It may seem strange that I'm working on the third book when the first one just came out, and the second one doesn't come out until January 2014, but thus is the publishing world. I'm proud of the second book in the series, and I hope readers will love it too, but I'll be honest--it took a lot out of me. I don't know if it's the "second book curse" or that I'm juggling two series, but I was emotionally exhausted after writing the second book. Juliet Moreau's world is one of darkness and blood and moral ambiguity, and living in that dark world for so long (in my head) was draining. So now, getting ready to write the third book, all that exhaustion came rushing back up. I thought to myself that I couldn't do this, couldn't go back to that world, couldn't wrap my brain around even more challenges and evil people and darkness.
Then it hit me: that is the perfect mental place to be, as a writer. My main character would be just as emotionally drained and exhausted as I am. After all Juliet's hardships in the first and second books, she'd be nearly at her breaking point, and the last thing she'd want to do would be face even bigger, more personal dangers...but she has to. Her story isn't finished. So in a way, challenging as it can be, I think I'm in the perfect place to write the conclusion to her story.
A few pics from one of our hikes this weekend, called the Road to Nowhere:
In the 1930s and 40s, several small towns were relocated when the TVA flooded Fontana Lake for hydropower. The town ruins are still down there, completely submerged. Part of the displaced families' compensation was a new road, which the government began construction of but had to stop for environmental and political reasons. Now the road ends at this tunnel in the middle of nowhere, hence it's name.

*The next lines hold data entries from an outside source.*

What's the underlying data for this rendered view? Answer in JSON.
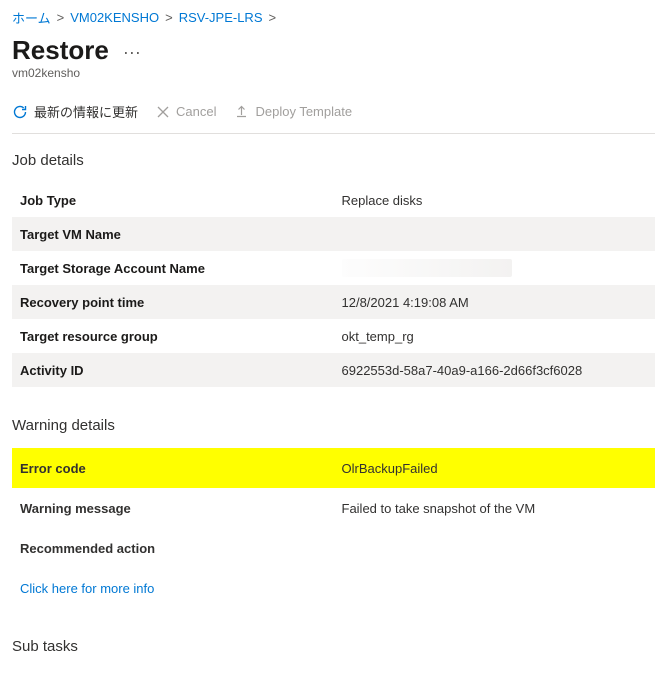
{
  "breadcrumb": {
    "home": "ホーム",
    "item1": "VM02KENSHO",
    "item2": "RSV-JPE-LRS"
  },
  "header": {
    "title": "Restore",
    "subtitle": "vm02kensho"
  },
  "toolbar": {
    "refresh": "最新の情報に更新",
    "cancel": "Cancel",
    "deploy": "Deploy Template"
  },
  "sections": {
    "job_details": "Job details",
    "warning_details": "Warning details",
    "sub_tasks": "Sub tasks"
  },
  "job": {
    "rows": [
      {
        "k": "Job Type",
        "v": "Replace disks"
      },
      {
        "k": "Target VM Name",
        "v": ""
      },
      {
        "k": "Target Storage Account Name",
        "v": ""
      },
      {
        "k": "Recovery point time",
        "v": "12/8/2021 4:19:08 AM"
      },
      {
        "k": "Target resource group",
        "v": "okt_temp_rg"
      },
      {
        "k": "Activity ID",
        "v": "6922553d-58a7-40a9-a166-2d66f3cf6028"
      }
    ]
  },
  "warning": {
    "rows": [
      {
        "k": "Error code",
        "v": "OlrBackupFailed"
      },
      {
        "k": "Warning message",
        "v": "Failed to take snapshot of the VM"
      },
      {
        "k": "Recommended action",
        "v": ""
      }
    ],
    "more_info": "Click here for more info"
  }
}
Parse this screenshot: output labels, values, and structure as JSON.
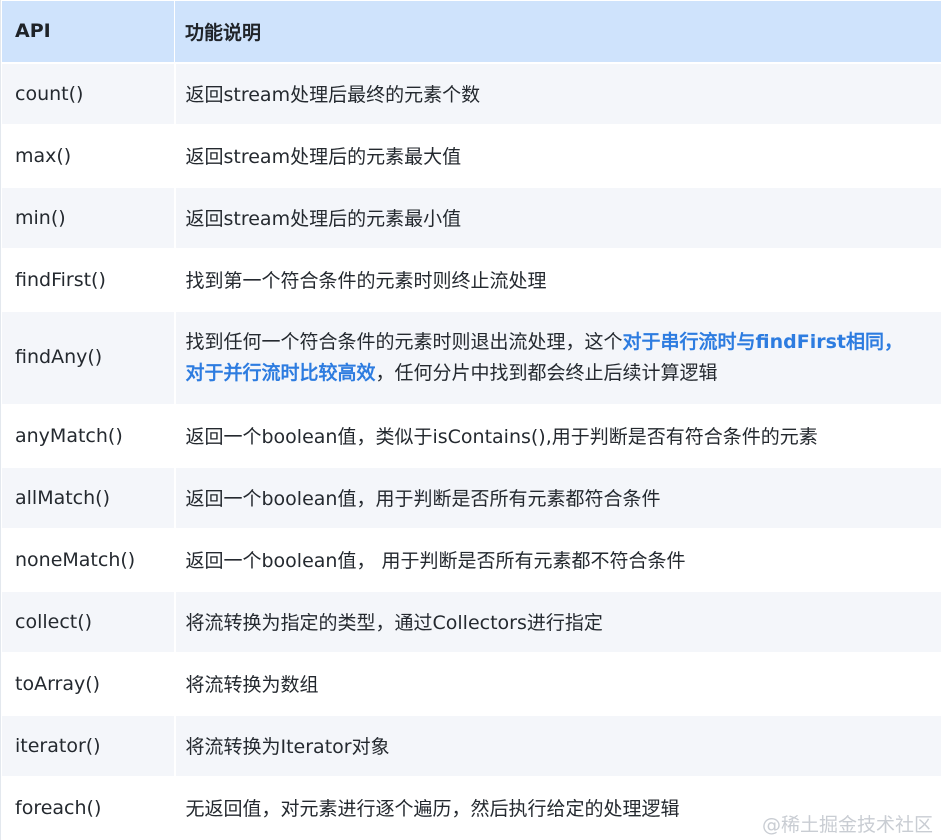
{
  "header": {
    "api": "API",
    "desc": "功能说明"
  },
  "rows": [
    {
      "api": "count()",
      "desc": "返回stream处理后最终的元素个数"
    },
    {
      "api": "max()",
      "desc": "返回stream处理后的元素最大值"
    },
    {
      "api": "min()",
      "desc": "返回stream处理后的元素最小值"
    },
    {
      "api": "findFirst()",
      "desc": "找到第一个符合条件的元素时则终止流处理"
    },
    {
      "api": "findAny()",
      "desc_line1_a": "找到任何一个符合条件的元素时则退出流处理，这个",
      "desc_line1_b": "对于串行流时与findFirst相同，",
      "desc_line2_a": "对于并行流时比较高效",
      "desc_line2_b": "，任何分片中找到都会终止后续计算逻辑"
    },
    {
      "api": "anyMatch()",
      "desc": "返回一个boolean值，类似于isContains(),用于判断是否有符合条件的元素"
    },
    {
      "api": "allMatch()",
      "desc": "返回一个boolean值，用于判断是否所有元素都符合条件"
    },
    {
      "api": "noneMatch()",
      "desc": "返回一个boolean值， 用于判断是否所有元素都不符合条件"
    },
    {
      "api": "collect()",
      "desc": "将流转换为指定的类型，通过Collectors进行指定"
    },
    {
      "api": "toArray()",
      "desc": "将流转换为数组"
    },
    {
      "api": "iterator()",
      "desc": "将流转换为Iterator对象"
    },
    {
      "api": "foreach()",
      "desc": "无返回值，对元素进行逐个遍历，然后执行给定的处理逻辑"
    }
  ],
  "watermark": "@稀土掘金技术社区",
  "colors": {
    "header_bg": "#cfe3fc",
    "row_bg": "#f4f6fa",
    "highlight": "#2d7ce0"
  }
}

It feels a little like walking around in a postapocalyptic world: